I had to ride on damage control now. Surely the others in my age group gotten at least one lap per hour while I was snoozing, which meant my extra day-lap buffer was certainly chipped away.
Desperate for comfort I put on some sweat pants, zipped up the jacket tight, put a ski-cap under my helmet, and started out to complete my 5th lap. I’d just have to see what I could get after that.
The sun was just starting to illuminate the sky from the other side of the horizon, so there was not much time left.
My legs warmed up slowly, and the stiffness was beginning to melt a little as I worked off the last few miles.
I pushed as hard as I could, clawing up the road and fighting against the coming dawn that would not wait.
I finally rolled thru the checkpoint to applause, as I announced my rider number to the checkpoint volunteers at about 5:43am – fifteen minutes to ride. There was no way I was going to get another lap in, but I had to try – I muttered those very words to Warbird as I shakily rolled past the support car and back onto the loop – every little bit would help. After all, the extra day-lap that I achieved was a big hunk of mileage, and the others in my age group would have had to get 5 extra night laps to make up that deficit --- I could still pull this thing out in the last few minutes.
Completely exhausted, and cold after my unscheduled nap, I finish my fifth lap
at 5:43am – but somehow manage to press on in attempt of a sixth lap.
The sun is just starting to light up the sky in the background.
Suddenly, the pain of the previous 23 hours and 45 minutes had gone.

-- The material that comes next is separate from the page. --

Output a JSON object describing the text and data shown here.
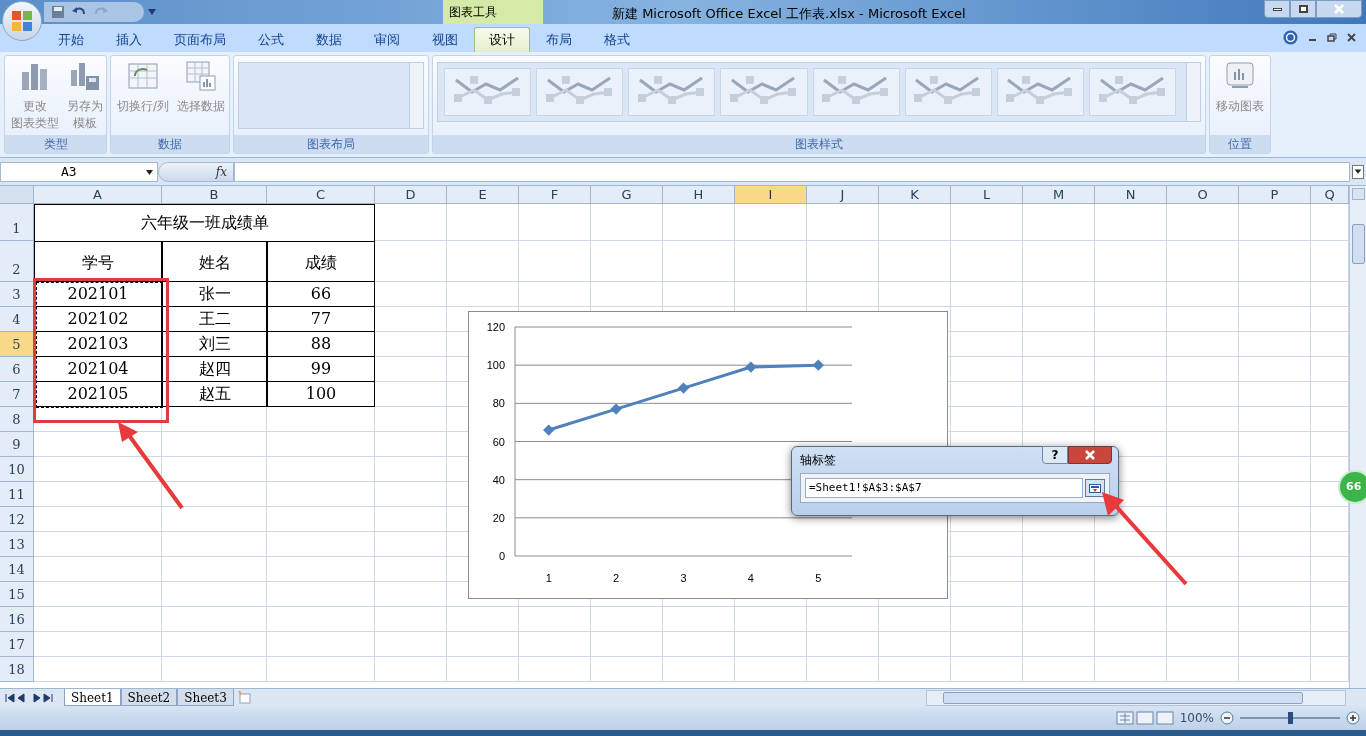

I rode on pure frustration with myself for sleeping so long, for not setting an alarm, or leaving my taillight on so someone could see me from the road – if only I had awoken 1 hour earlier, I would have gotten 300 miles at least.
Only 15 minutes left…..14…….13…..12…..11… 10…..
I pedaled relentlessly, out of the saddle at times, trying to wring out another mile as I counted down the minutes in my head, checking the clock. If I could make it back to the school I was sleeping at, it would be at least another 4 miles added to the total. But the sky just kept getting brighter…
Push, push, push!!!
And suddenly, there was Warbird in the support car, waving me down…
It was 6:00am, August 10th, and this ride was OVER.
I had to roll back to the nearest mile point on the road – 4 miles… and about 100 yards short of the school that I was sleeping at only a short time before.
At least I got that much back – but I was a little short of my goals for the day.
I did, however, achieve my primary goal – to FINISH.
And, I FINISHED ON THE BIKE.
That, alone, was worth the trip. I’ve said it before; a lot can happen in 24 hours. Don’t I know it!
Even with the best laid plans, with awesome and unwavering support, the perfect fuel, there is always something unexpected waiting to throw a wrench into the works. This time it was lack of sleep. When your brain says stop, you stop. Had I ignored that impulse to stop and sleep, I might have been integrated with someone’s front bumper, or in a ditch on the side of the road – an interesting local news item at the very least, instead of an official MV24 finisher.
The official results are in, and I ended up with third place for my age group – only 10 miles shy of 2nd place!
But, I have no regrets --- I FINISHED a 24-Hour race!
Resting on the roadside, I peek over my shoulder to
see the ride organizer rolling up to collect my numbers.
Getting things wrapped up – the sunrise of August 10th is just
peeking over the trees to the right – it is an awesome sight, because it means I’m DONE
The final numbers from my computer…
Because of a slight miss-calibration repeated over so many miles, my computer is
a little off from my official total of 285.45 miles.
If only I had awoken earlier…
Sadly, Since 2004, the MV24 is no-more.
I anxiously await the return of this great ride!